What you will do:
Copy the records word for word, omitting all pictures.

Working data Start Marker

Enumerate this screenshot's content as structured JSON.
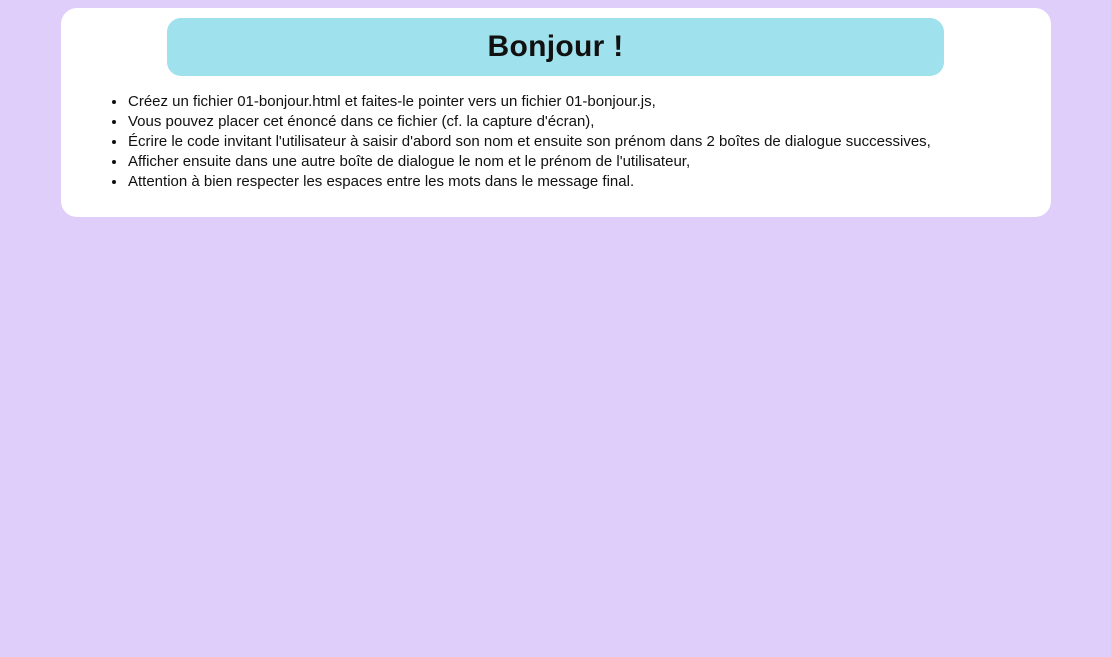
{
  "page": {
    "background_color": "#dfcdfa",
    "card_color": "#ffffff",
    "title_box_color": "#9fe1ec"
  },
  "header": {
    "title": "Bonjour !"
  },
  "instructions": [
    "Créez un fichier 01-bonjour.html et faites-le pointer vers un fichier 01-bonjour.js,",
    "Vous pouvez placer cet énoncé dans ce fichier (cf. la capture d'écran),",
    "Écrire le code invitant l'utilisateur à saisir d'abord son nom et ensuite son prénom dans 2 boîtes de dialogue successives,",
    "Afficher ensuite dans une autre boîte de dialogue le nom et le prénom de l'utilisateur,",
    "Attention à bien respecter les espaces entre les mots dans le message final."
  ]
}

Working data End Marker

Written solution:
Enumerate this screenshot's content as structured JSON.
{
  "page": {
    "background_color": "#dfcdfa",
    "card_color": "#ffffff",
    "title_box_color": "#9fe1ec"
  },
  "header": {
    "title": "Bonjour !"
  },
  "instructions": [
    "Créez un fichier 01-bonjour.html et faites-le pointer vers un fichier 01-bonjour.js,",
    "Vous pouvez placer cet énoncé dans ce fichier (cf. la capture d'écran),",
    "Écrire le code invitant l'utilisateur à saisir d'abord son nom et ensuite son prénom dans 2 boîtes de dialogue successives,",
    "Afficher ensuite dans une autre boîte de dialogue le nom et le prénom de l'utilisateur,",
    "Attention à bien respecter les espaces entre les mots dans le message final."
  ]
}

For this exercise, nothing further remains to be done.